• [THE DATA]
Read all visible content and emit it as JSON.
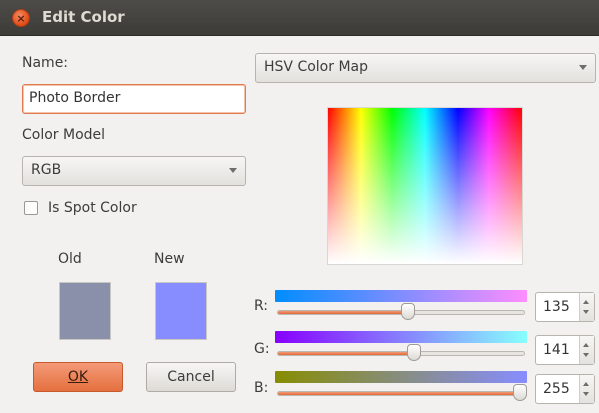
{
  "window": {
    "title": "Edit Color",
    "close_glyph": "×"
  },
  "name": {
    "label": "Name:",
    "value": "Photo Border"
  },
  "color_model": {
    "label": "Color Model",
    "selected": "RGB"
  },
  "spot_color": {
    "label": "Is Spot Color",
    "checked": false
  },
  "preview": {
    "old_label": "Old",
    "new_label": "New",
    "old_color": "#8a8faa",
    "new_color": "#878dff"
  },
  "buttons": {
    "ok": "OK",
    "cancel": "Cancel"
  },
  "color_map": {
    "selected": "HSV Color Map"
  },
  "channels": [
    {
      "label": "R:",
      "value": 135,
      "max": 255,
      "gradient_start": "#008dff",
      "gradient_end": "#ff8dff"
    },
    {
      "label": "G:",
      "value": 141,
      "max": 255,
      "gradient_start": "#8700ff",
      "gradient_end": "#87ffff"
    },
    {
      "label": "B:",
      "value": 255,
      "max": 255,
      "gradient_start": "#878d00",
      "gradient_end": "#878dff"
    }
  ],
  "icons": {
    "close": "close-icon",
    "dropdown": "chevron-down-icon",
    "spin_up": "spin-up-icon",
    "spin_down": "spin-down-icon"
  }
}
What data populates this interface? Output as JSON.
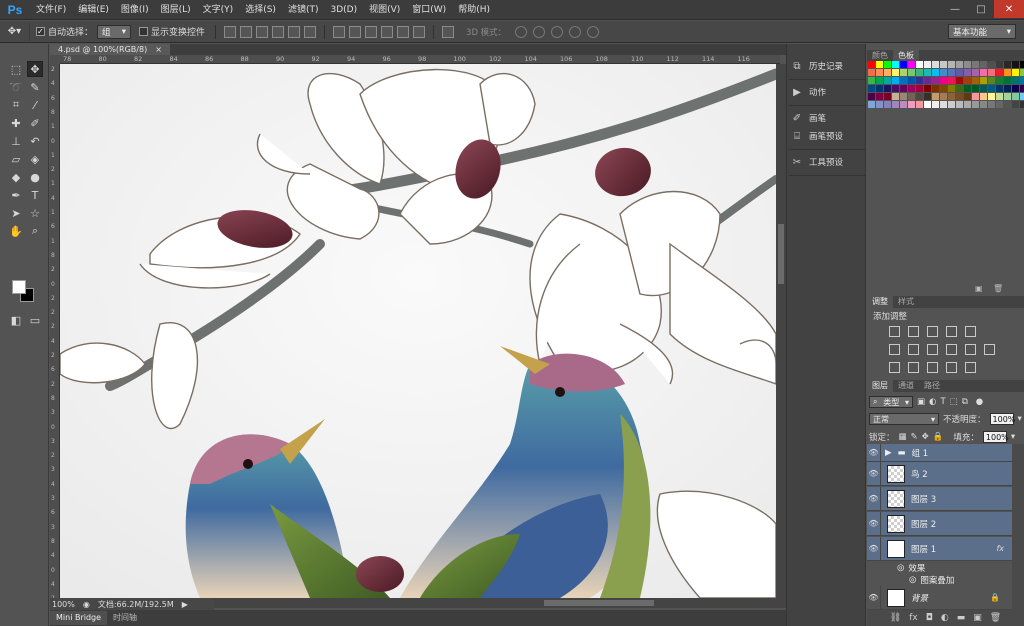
{
  "app": {
    "logo": "Ps"
  },
  "menu": [
    "文件(F)",
    "编辑(E)",
    "图像(I)",
    "图层(L)",
    "文字(Y)",
    "选择(S)",
    "滤镜(T)",
    "3D(D)",
    "视图(V)",
    "窗口(W)",
    "帮助(H)"
  ],
  "window_controls": {
    "minimize": "—",
    "maximize": "□",
    "close": "✕"
  },
  "options": {
    "auto_select_label": "自动选择：",
    "auto_select_value": "组",
    "show_transform_label": "显示变换控件",
    "mode_3d_label": "3D 模式：",
    "workspace": "基本功能"
  },
  "document": {
    "tab_title": "4.psd @ 100%(RGB/8)",
    "tab_close": "×"
  },
  "ruler_top": [
    "78",
    "80",
    "82",
    "84",
    "86",
    "88",
    "90",
    "92",
    "94",
    "96",
    "98",
    "100",
    "102",
    "104",
    "106",
    "108",
    "110",
    "112",
    "114",
    "116"
  ],
  "ruler_left": [
    "2",
    "4",
    "6",
    "8",
    "1",
    "0",
    "1",
    "2",
    "1",
    "4",
    "1",
    "6",
    "1",
    "8",
    "2",
    "0",
    "2",
    "2",
    "2",
    "4",
    "2",
    "6",
    "2",
    "8",
    "3",
    "0",
    "3",
    "2",
    "3",
    "4",
    "3",
    "6",
    "3",
    "8",
    "4",
    "0",
    "4",
    "2"
  ],
  "status": {
    "zoom": "100%",
    "doc_info": "文档:66.2M/192.5M"
  },
  "bottom_tabs": [
    "Mini Bridge",
    "时间轴"
  ],
  "dock": [
    {
      "icon": "history-icon",
      "label": "历史记录"
    },
    {
      "icon": "play-icon",
      "label": "动作"
    },
    {
      "icon": "brush-icon",
      "label": "画笔"
    },
    {
      "icon": "brush-presets-icon",
      "label": "画笔预设"
    },
    {
      "icon": "tool-presets-icon",
      "label": "工具预设"
    }
  ],
  "swatches_panel": {
    "tabs": [
      "颜色",
      "色板"
    ],
    "active": 1
  },
  "adjust_panel": {
    "tabs": [
      "调整",
      "样式"
    ],
    "title": "添加调整"
  },
  "layers_panel": {
    "tabs": [
      "图层",
      "通道",
      "路径"
    ],
    "filter_type": "类型",
    "blend_mode": "正常",
    "opacity_label": "不透明度：",
    "opacity_value": "100%",
    "lock_label": "锁定：",
    "fill_label": "填充：",
    "fill_value": "100%",
    "layers": [
      {
        "name": "组 1",
        "kind": "group",
        "selected": true
      },
      {
        "name": "鸟 2",
        "kind": "layer",
        "selected": true
      },
      {
        "name": "图层 3",
        "kind": "layer",
        "selected": true
      },
      {
        "name": "图层 2",
        "kind": "layer",
        "selected": true
      },
      {
        "name": "图层 1",
        "kind": "layer",
        "selected": true,
        "fx": "fx"
      }
    ],
    "effects_label": "效果",
    "effect_item": "图案叠加",
    "background_layer": "背景"
  },
  "colors": {
    "accent_selected": "#5b6e8a",
    "menu_bg": "#3c3c3c",
    "panel_bg": "#535353",
    "branch": "#6f7371",
    "bud": "#5e2530"
  }
}
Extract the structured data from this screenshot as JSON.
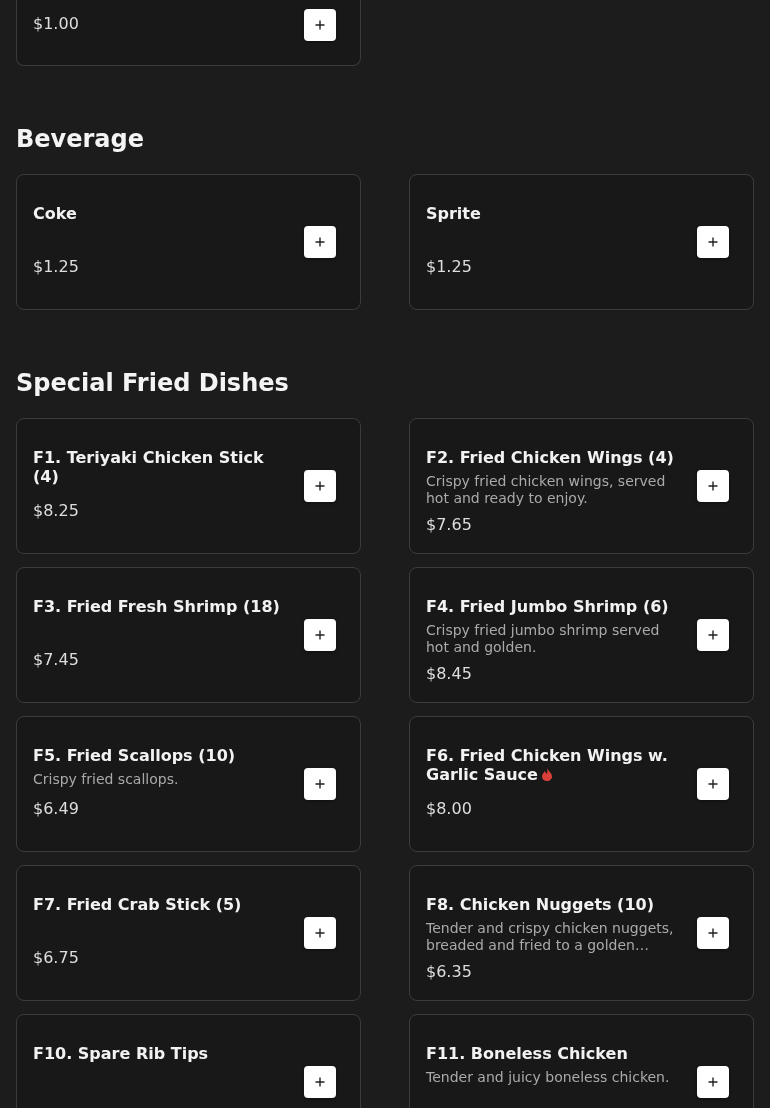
{
  "top_item": {
    "price": "$1.00"
  },
  "sections": [
    {
      "title": "Beverage",
      "items": [
        {
          "name": "Coke",
          "price": "$1.25",
          "spicy": false
        },
        {
          "name": "Sprite",
          "price": "$1.25",
          "spicy": false
        }
      ]
    },
    {
      "title": "Special Fried Dishes",
      "items": [
        {
          "name": "F1. Teriyaki Chicken Stick (4)",
          "price": "$8.25",
          "spicy": false
        },
        {
          "name": "F2. Fried Chicken Wings (4)",
          "description": "Crispy fried chicken wings, served hot and ready to enjoy.",
          "price": "$7.65",
          "spicy": false
        },
        {
          "name": "F3. Fried Fresh Shrimp (18)",
          "price": "$7.45",
          "spicy": false
        },
        {
          "name": "F4. Fried Jumbo Shrimp (6)",
          "description": "Crispy fried jumbo shrimp served hot and golden.",
          "price": "$8.45",
          "spicy": false
        },
        {
          "name": "F5. Fried Scallops (10)",
          "description": "Crispy fried scallops.",
          "price": "$6.49",
          "spicy": false
        },
        {
          "name": "F6. Fried Chicken Wings w. Garlic Sauce",
          "price": "$8.00",
          "spicy": true
        },
        {
          "name": "F7. Fried Crab Stick (5)",
          "price": "$6.75",
          "spicy": false
        },
        {
          "name": "F8. Chicken Nuggets (10)",
          "description": "Tender and crispy chicken nuggets, breaded and fried to a golden…",
          "price": "$6.35",
          "spicy": false
        },
        {
          "name": "F10. Spare Rib Tips",
          "spicy": false
        },
        {
          "name": "F11. Boneless Chicken",
          "description": "Tender and juicy boneless chicken.",
          "spicy": false
        }
      ]
    }
  ]
}
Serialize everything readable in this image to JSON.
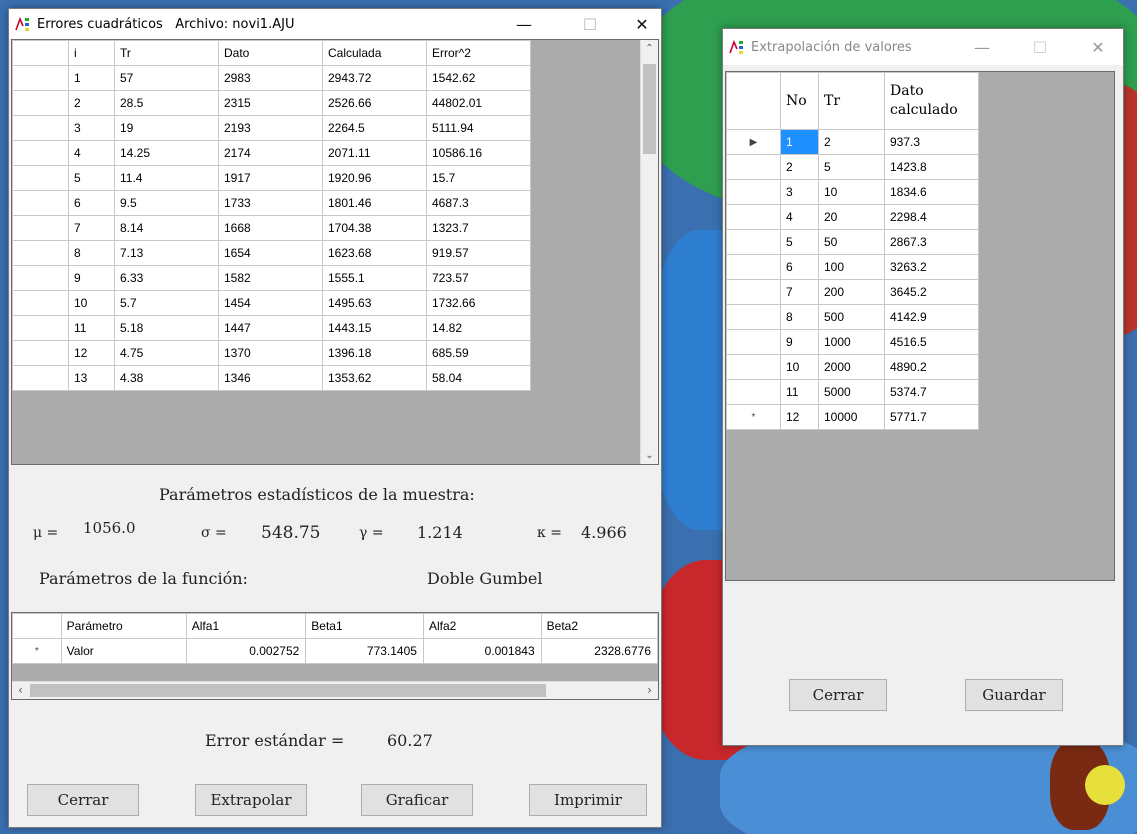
{
  "colors": {
    "window_bg": "#f0f0f0",
    "grid_bg": "#ababab",
    "selection": "#1e90ff"
  },
  "main_window": {
    "title": "Errores cuadráticos   Archivo: novi1.AJU",
    "controls": {
      "minimize": "—",
      "maximize": "☐",
      "close": "✕"
    },
    "table": {
      "headers": [
        "i",
        "Tr",
        "Dato",
        "Calculada",
        "Error^2"
      ],
      "rows": [
        [
          "1",
          "57",
          "2983",
          "2943.72",
          "1542.62"
        ],
        [
          "2",
          "28.5",
          "2315",
          "2526.66",
          "44802.01"
        ],
        [
          "3",
          "19",
          "2193",
          "2264.5",
          "5111.94"
        ],
        [
          "4",
          "14.25",
          "2174",
          "2071.11",
          "10586.16"
        ],
        [
          "5",
          "11.4",
          "1917",
          "1920.96",
          "15.7"
        ],
        [
          "6",
          "9.5",
          "1733",
          "1801.46",
          "4687.3"
        ],
        [
          "7",
          "8.14",
          "1668",
          "1704.38",
          "1323.7"
        ],
        [
          "8",
          "7.13",
          "1654",
          "1623.68",
          "919.57"
        ],
        [
          "9",
          "6.33",
          "1582",
          "1555.1",
          "723.57"
        ],
        [
          "10",
          "5.7",
          "1454",
          "1495.63",
          "1732.66"
        ],
        [
          "11",
          "5.18",
          "1447",
          "1443.15",
          "14.82"
        ],
        [
          "12",
          "4.75",
          "1370",
          "1396.18",
          "685.59"
        ],
        [
          "13",
          "4.38",
          "1346",
          "1353.62",
          "58.04"
        ]
      ]
    },
    "stats": {
      "heading": "Parámetros estadísticos de la muestra:",
      "mu_label": "μ =",
      "mu_value": "1056.0",
      "sigma_label": "σ =",
      "sigma_value": "548.75",
      "gamma_label": "γ =",
      "gamma_value": "1.214",
      "kappa_label": "κ =",
      "kappa_value": "4.966"
    },
    "function": {
      "label": "Parámetros de la función:",
      "name": "Doble Gumbel"
    },
    "params_table": {
      "headers": [
        "Parámetro",
        "Alfa1",
        "Beta1",
        "Alfa2",
        "Beta2"
      ],
      "row_marker": "*",
      "row": [
        "Valor",
        "0.002752",
        "773.1405",
        "0.001843",
        "2328.6776"
      ]
    },
    "error_label": "Error estándar =",
    "error_value": "60.27",
    "buttons": {
      "close": "Cerrar",
      "extrapolate": "Extrapolar",
      "plot": "Graficar",
      "print": "Imprimir"
    }
  },
  "extrap_window": {
    "title": "Extrapolación de valores",
    "controls": {
      "minimize": "—",
      "maximize": "☐",
      "close": "✕"
    },
    "table": {
      "headers": [
        "No",
        "Tr",
        "Dato calculado"
      ],
      "rows": [
        [
          "1",
          "2",
          "937.3"
        ],
        [
          "2",
          "5",
          "1423.8"
        ],
        [
          "3",
          "10",
          "1834.6"
        ],
        [
          "4",
          "20",
          "2298.4"
        ],
        [
          "5",
          "50",
          "2867.3"
        ],
        [
          "6",
          "100",
          "3263.2"
        ],
        [
          "7",
          "200",
          "3645.2"
        ],
        [
          "8",
          "500",
          "4142.9"
        ],
        [
          "9",
          "1000",
          "4516.5"
        ],
        [
          "10",
          "2000",
          "4890.2"
        ],
        [
          "11",
          "5000",
          "5374.7"
        ],
        [
          "12",
          "10000",
          "5771.7"
        ]
      ],
      "current_marker": "▶",
      "new_row_marker": "*"
    },
    "buttons": {
      "close": "Cerrar",
      "save": "Guardar"
    }
  }
}
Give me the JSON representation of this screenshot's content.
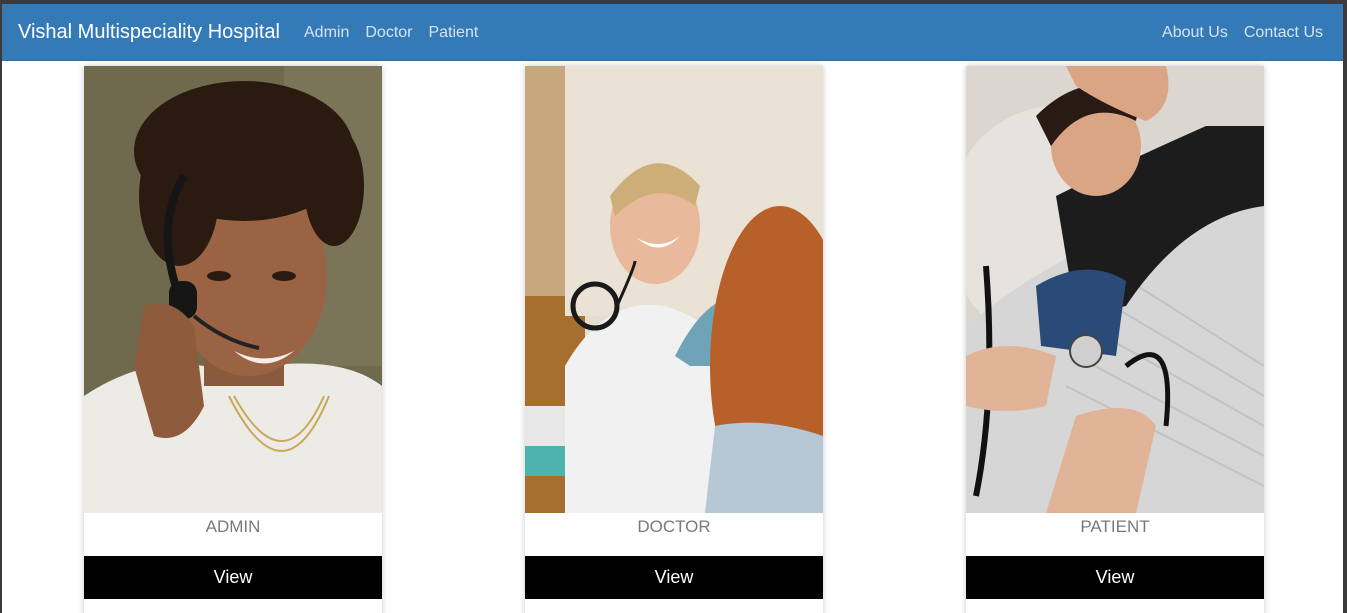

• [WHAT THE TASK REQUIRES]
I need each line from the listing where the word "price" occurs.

• [ANSWER SECTION]
    "price": "$1.00"
          "price": "$1.25",
          "price": "$1.25",
          "price": "$8.25",
          "price": "$7.65",
          "price": "$7.45",
          "price": "$8.45",
          "price": "$6.49",
          "price": "$8.00",
          "price": "$6.75",
          "price": "$6.35",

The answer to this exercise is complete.